Cultural safety of health care for First Nations people in prison

The Cultural Respect Framework 2016–2026 defines cultural safety by the experience of the health consumer with regards to the care they are given, and their ability to access services and raise concerns (AHMAC 2016). This includes the treatment of care by the health professional and the client’s feelings of cultural safety.

Cultural safety is about how care is provided, rather than what care is provided. It requires health-care providers to deliver safe, accessible and responsive health care that is free of racism by:

  • recognising and responding to the power imbalance between practitioner and patient
  • reflecting on their knowledge, skills, attitudes, practising behaviours and conscious and unconscious biases (Department of Health 2021).

Objective 3.2 of the National Aboriginal and Torres Strait Islander Plan 2021–31 also outlines that health-care providers must have cultural safety values, behaviours and standards embedded in the workplace culture (Department of Health 2021).

Aboriginal Community Controlled Health Organisations and Aboriginal Medical Services in prisons

An Aboriginal Community Controlled Health Organisation (ACCHO) is a primary health-care service initiated and operated by the local Aboriginal community. An Aboriginal Medical Service (AMS) is a health service funded principally to provide services to First Nations people. It may be either an ACCHO or a state or territory government-run service. Currently in Australia, there are more than 140 ACCHOs and more than 200 AMSs and other Aboriginal and Torres Strait Islander health services (NACCHO n.d [b]).

These services deliver holistic, comprehensive and culturally appropriate health care to the community that controls them through a locally elected Board of Management (NACCHO n.d [a]).

The Royal Commission into Aboriginal Deaths in Custody (RCIADIC) recommended that corrective services, in conjunction with Aboriginal health services and other such bodies, should review and report on health service provision to First Nations people in correctional institutions (RCIADIC 1991).

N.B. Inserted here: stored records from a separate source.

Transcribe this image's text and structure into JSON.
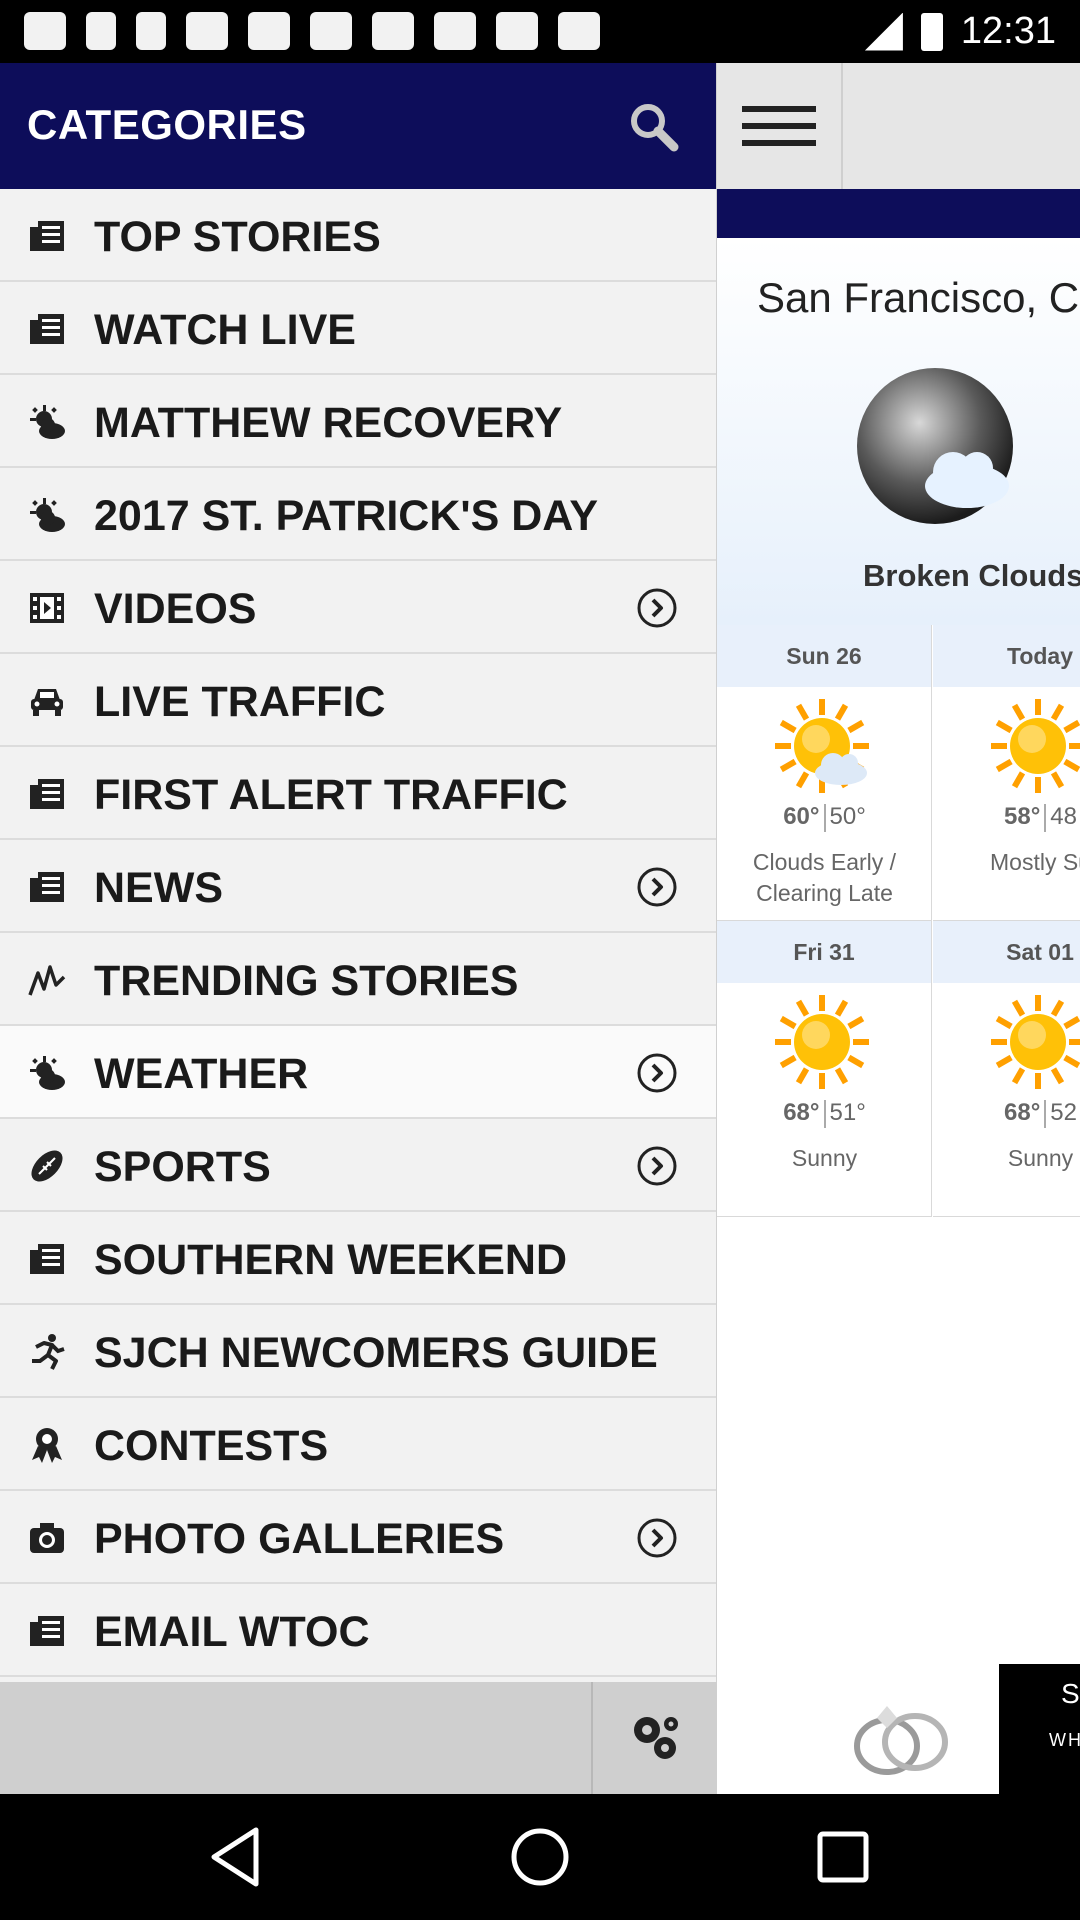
{
  "status_bar": {
    "time": "12:31",
    "icons": [
      "messages-icon",
      "facebook-icon",
      "microscope-icon",
      "app-icon",
      "app-icon",
      "app-icon",
      "app-icon",
      "news-icon",
      "app-icon",
      "app-icon"
    ]
  },
  "drawer": {
    "title": "CATEGORIES",
    "search_icon": "search-icon",
    "items": [
      {
        "label": "TOP STORIES",
        "icon": "newspaper-icon",
        "chevron": false
      },
      {
        "label": "WATCH LIVE",
        "icon": "newspaper-icon",
        "chevron": false
      },
      {
        "label": "MATTHEW RECOVERY",
        "icon": "weather-icon",
        "chevron": false
      },
      {
        "label": "2017 ST. PATRICK'S DAY",
        "icon": "weather-icon",
        "chevron": false
      },
      {
        "label": "VIDEOS",
        "icon": "film-icon",
        "chevron": true
      },
      {
        "label": "LIVE TRAFFIC",
        "icon": "car-icon",
        "chevron": false
      },
      {
        "label": "FIRST ALERT TRAFFIC",
        "icon": "newspaper-icon",
        "chevron": false
      },
      {
        "label": "NEWS",
        "icon": "newspaper-icon",
        "chevron": true
      },
      {
        "label": "TRENDING STORIES",
        "icon": "trending-icon",
        "chevron": false
      },
      {
        "label": "WEATHER",
        "icon": "weather-icon",
        "chevron": true,
        "active": true
      },
      {
        "label": "SPORTS",
        "icon": "football-icon",
        "chevron": true
      },
      {
        "label": "SOUTHERN WEEKEND",
        "icon": "newspaper-icon",
        "chevron": false
      },
      {
        "label": "SJCH NEWCOMERS GUIDE",
        "icon": "runner-icon",
        "chevron": false
      },
      {
        "label": "CONTESTS",
        "icon": "ribbon-icon",
        "chevron": false
      },
      {
        "label": "PHOTO GALLERIES",
        "icon": "camera-icon",
        "chevron": true
      },
      {
        "label": "EMAIL WTOC",
        "icon": "newspaper-icon",
        "chevron": false
      }
    ],
    "settings_icon": "gear-icon"
  },
  "weather": {
    "city": "San Francisco, C",
    "condition": "Broken Clouds",
    "forecast": [
      {
        "day": "Sun 26",
        "hi": "60°",
        "lo": "50°",
        "desc": "Clouds Early / Clearing Late"
      },
      {
        "day": "Today",
        "hi": "58°",
        "lo": "48",
        "desc": "Mostly Su"
      },
      {
        "day": "Fri 31",
        "hi": "68°",
        "lo": "51°",
        "desc": "Sunny"
      },
      {
        "day": "Sat 01",
        "hi": "68°",
        "lo": "52",
        "desc": "Sunny"
      }
    ]
  },
  "ad": {
    "text1": "S",
    "text2": "WHO"
  },
  "colors": {
    "navy": "#0d0d5a",
    "sun": "#ffb300"
  }
}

It was recommended that this review include the involvement of Aboriginal health services in providing mental and physical health care for First Nations people in custody (RCIADIC 1991). This could be achieved through visits to prisons by ACCHOs and AMSs, and by employing Aboriginal health practitioners as members of the clinic staff.

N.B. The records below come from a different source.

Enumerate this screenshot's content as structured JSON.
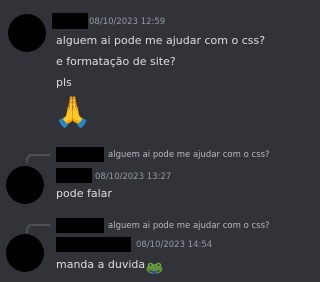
{
  "messages": [
    {
      "timestamp": "08/10/2023 12:59",
      "lines": [
        "alguem ai pode me ajudar com o css?",
        "e formatação de site?",
        "pls"
      ],
      "emoji": "🙏",
      "emoji_name": "folded-hands"
    },
    {
      "reply_preview": "alguem ai pode me ajudar com o css?",
      "timestamp": "08/10/2023 13:27",
      "lines": [
        "pode falar"
      ]
    },
    {
      "reply_preview": "alguem ai pode me ajudar com o css?",
      "timestamp": "08/10/2023 14:54",
      "lines": [
        "manda a duvida"
      ],
      "emoji_name": "frog-emoji"
    }
  ],
  "colors": {
    "background": "#313338",
    "text": "#dbdee1",
    "muted": "#949ba4",
    "redaction": "#000000"
  }
}
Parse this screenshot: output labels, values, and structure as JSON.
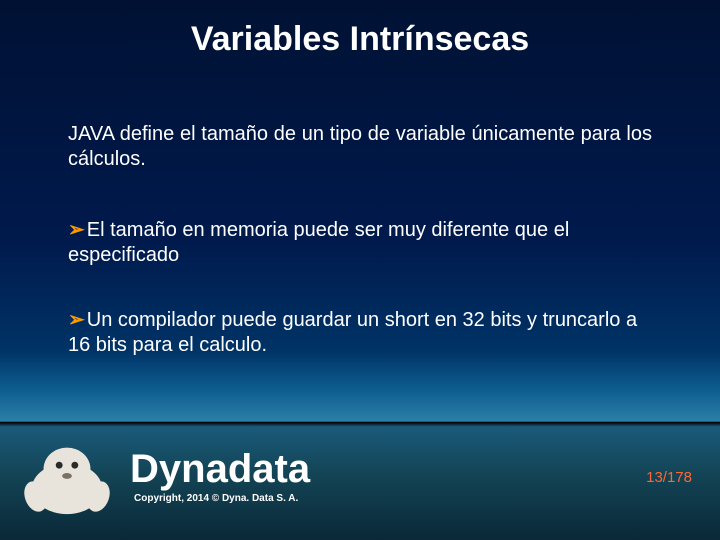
{
  "title": "Variables Intrínsecas",
  "intro": "JAVA define el tamaño de un tipo de variable únicamente para los cálculos.",
  "bullets": [
    "El tamaño en memoria puede ser muy diferente que el especificado",
    "Un compilador puede guardar un short en 32 bits y truncarlo a 16 bits para el calculo."
  ],
  "bullet_marker": "➢",
  "logo": "Dynadata",
  "copyright": "Copyright, 2014 © Dyna. Data S. A.",
  "page": "13/178",
  "colors": {
    "bullet_arrow": "#ff9900",
    "page_number": "#ff6633"
  }
}
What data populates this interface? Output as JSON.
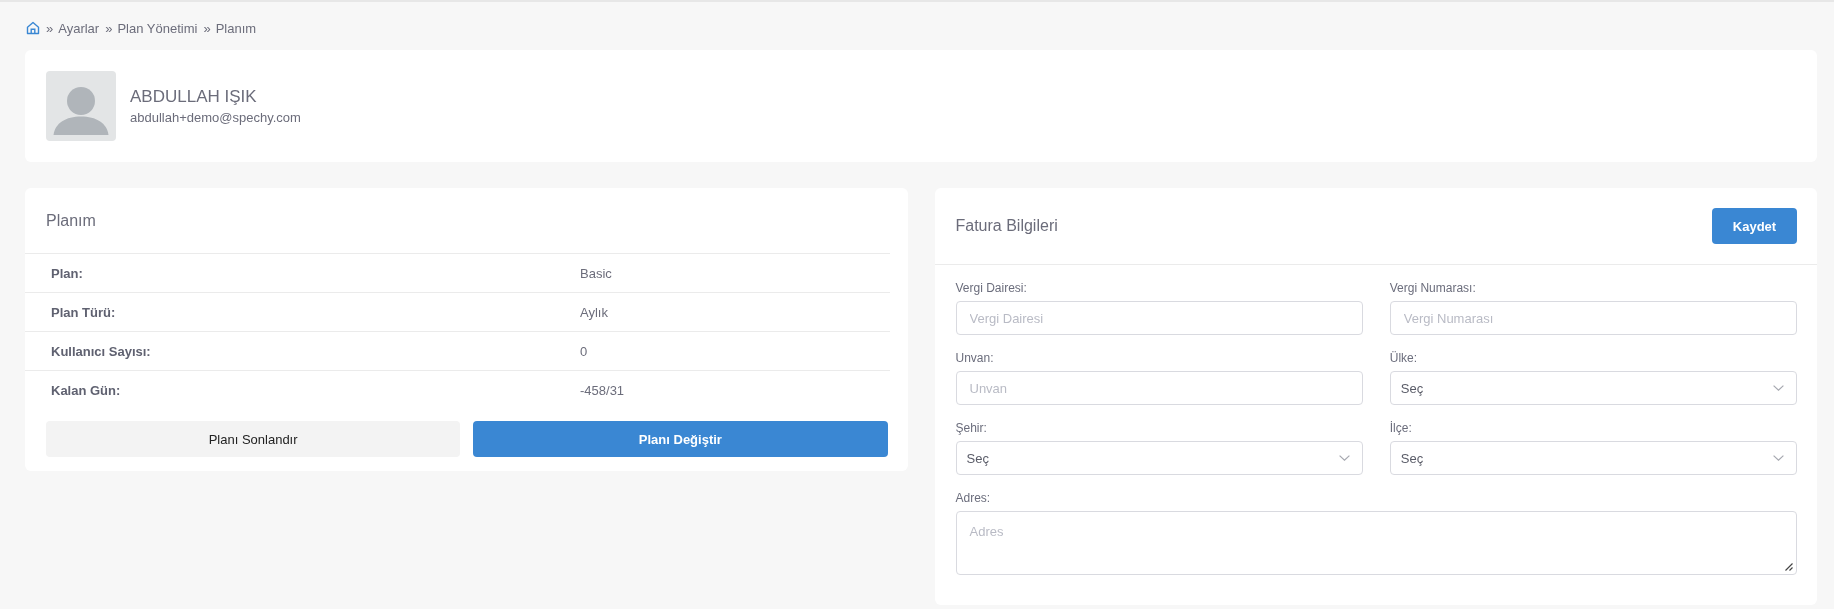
{
  "breadcrumb": [
    {
      "separator": "»",
      "label": "Ayarlar"
    },
    {
      "separator": "»",
      "label": "Plan Yönetimi"
    },
    {
      "separator": "»",
      "label": "Planım"
    }
  ],
  "profile": {
    "name": "ABDULLAH IŞIK",
    "email": "abdullah+demo@spechy.com"
  },
  "plan_card": {
    "title": "Planım",
    "rows": [
      {
        "label": "Plan:",
        "value": "Basic"
      },
      {
        "label": "Plan Türü:",
        "value": "Aylık"
      },
      {
        "label": "Kullanıcı Sayısı:",
        "value": "0"
      },
      {
        "label": "Kalan Gün:",
        "value": "-458/31"
      }
    ],
    "buttons": [
      {
        "label": "Planı Sonlandır",
        "kind": "secondary"
      },
      {
        "label": "Planı Değiştir",
        "kind": "primary"
      }
    ]
  },
  "billing_card": {
    "title": "Fatura Bilgileri",
    "save_button": "Kaydet",
    "fields": [
      {
        "label": "Vergi Dairesi:",
        "kind": "input",
        "placeholder": "Vergi Dairesi"
      },
      {
        "label": "Vergi Numarası:",
        "kind": "input",
        "placeholder": "Vergi Numarası"
      },
      {
        "label": "Unvan:",
        "kind": "input",
        "placeholder": "Unvan"
      },
      {
        "label": "Ülke:",
        "kind": "select",
        "value": "Seç"
      },
      {
        "label": "Şehir:",
        "kind": "select",
        "value": "Seç"
      },
      {
        "label": "İlçe:",
        "kind": "select",
        "value": "Seç"
      },
      {
        "label": "Adres:",
        "kind": "textarea",
        "placeholder": "Adres"
      }
    ]
  }
}
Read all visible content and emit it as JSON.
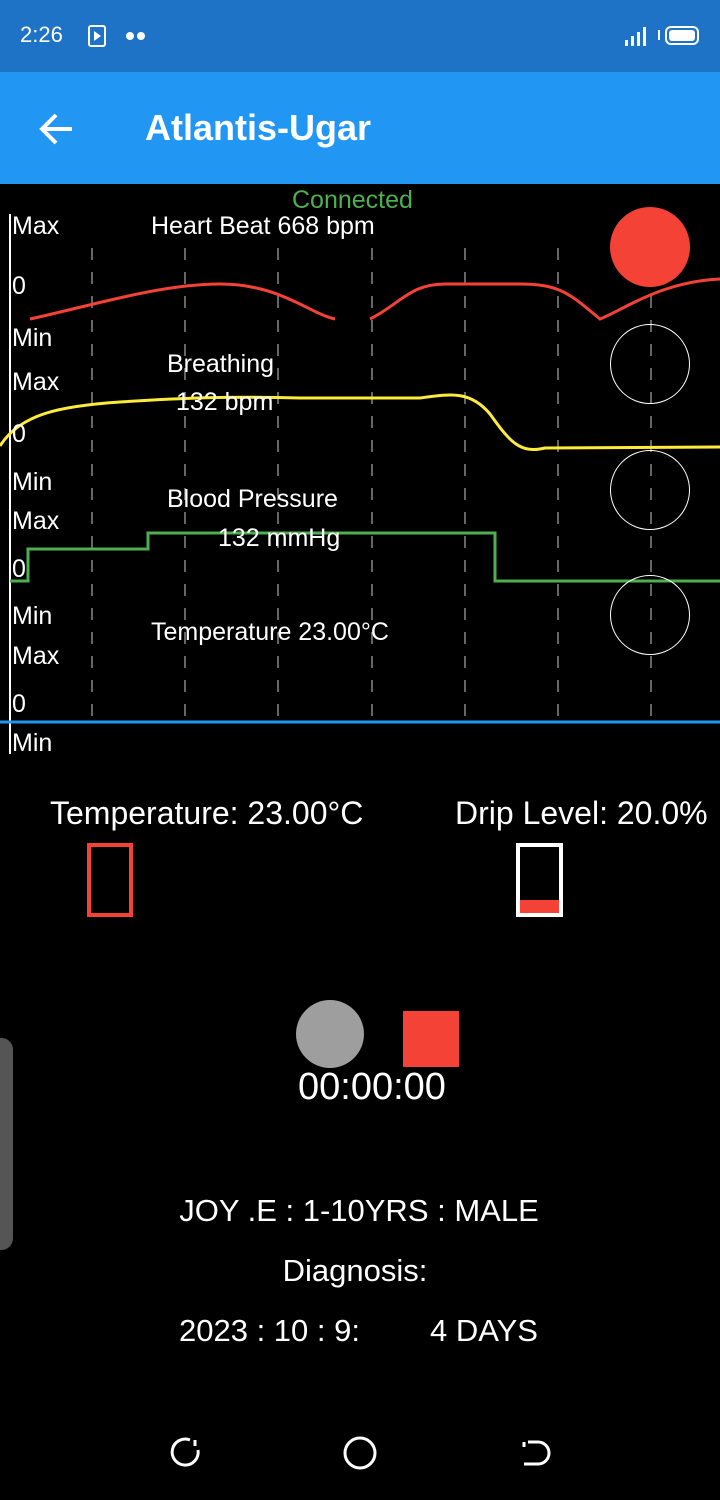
{
  "status_bar": {
    "time": "2:26",
    "colors": {
      "bg": "#1e73c6"
    }
  },
  "app_bar": {
    "title": "Atlantis-Ugar",
    "back_icon": "arrow-left-icon",
    "color": "#2196f3"
  },
  "connection_status": "Connected",
  "axis_labels": {
    "max": "Max",
    "zero": "0",
    "min": "Min"
  },
  "charts": [
    {
      "id": "heart",
      "title": "Heart Beat  668 bpm",
      "color": "#f44336",
      "indicator_filled": true
    },
    {
      "id": "breathing",
      "title": "Breathing",
      "value": "132 bpm",
      "color": "#ffeb3b",
      "indicator_filled": false
    },
    {
      "id": "bp",
      "title": "Blood Pressure",
      "value": "132 mmHg",
      "color": "#4caf50",
      "indicator_filled": false
    },
    {
      "id": "temp",
      "title": "Temperature  23.00°C",
      "color": "#2196f3",
      "indicator_filled": false
    }
  ],
  "readouts": {
    "temperature_label": "Temperature:  23.00°C",
    "drip_label": "Drip Level: 20.0%",
    "drip_level": 0.2,
    "temperature_level": 0.0
  },
  "timer": {
    "value": "00:00:00"
  },
  "patient": {
    "summary": "JOY .E  :  1-10YRS  :  MALE",
    "diagnosis": "Diagnosis:",
    "date_line": "2023 : 10 : 9:",
    "duration": "4 DAYS"
  },
  "nav": {
    "left_icon": "recents-icon",
    "center_icon": "home-icon",
    "right_icon": "back-nav-icon"
  }
}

However, ACCHOs in Australia are subject to funding shortages and are often over-stretched in their ability to service the people in their communities (Moran et al. 2014; NACCHO n.d [a]). This limits their capacity to reach all communities in need, including prisons where First Nations people make up a substantial portion of the population. Currently, there are only a few prisons in Australia that facilitate visits by ACCHOs.

Culturally appropriate care reported by prison dischargees

First Nations prison dischargees were asked whether they received a visit from an ACCHO or an AMS while in prison.

Of 200 First Nations prison dischargees, 26% reported receiving treatment or consultation in prison from an ACCHO and/or an AMS (Indicator 3.2.7).

Many prison facilities have First Nations health practitioners and other First Nations professionals or staff to provide culturally appropriate health care.

For those First Nations dischargees who received them in prison, 18% of ACCHO or AMS services were for health care, 7.5% for access to legal support, 7.0% for alcohol and other drugs support, 7.0% for social and emotional wellbeing, 5.0% for housing support, 4.0% for child, family or community services and 2.5% for quitting smoking.

Culturally appropriate care happens in many ways, not just through the ACCHOs and AMSs. Therefore, people in prison were also asked whether they had received culturally appropriate care in prison.

Of 200 First Nations prison dischargees, nearly two-thirds (65%) reported they received culturally appropriate health care in prison (Indicator 3.2.8).

First Nations male dischargees were less likely to report receiving culturally appropriate health care (63%) than First Nations female dischargees (76%).

First Nations dischargees aged 25–34 were the group most likely to report that they received culturally safe health care in prison (68%), while those aged 18–24 were the least likely (61%).

Visiting health professionals from Aboriginal health services

Fifteen per cent of participating prisons received visits by ACCHO and/or AMS health professionals daily, weekly or monthly (Indicator 3.2.9).

Of the 11 prisons that reported receiving visits from ACCHO and/or AMS health professionals, the visits occurred at least weekly in nearly a half of the facilities (45%), at least monthly in 36% of them and daily in 18% of them.

Visiting health professionals from ACCHOs and/or AMSs were most likely to be Aboriginal health practitioners (at 7 prison facilities), but also included counsellors (at 4 facilities), doctors (at 3 facilities), psychologists (at 3 facilities), social workers (at 2 facilities) and alcohol and other drug practitioners (at 2 facilities).

Seventy-six per cent of participating prisons reported never receiving visits from ACCHO and/or AMS health professionals.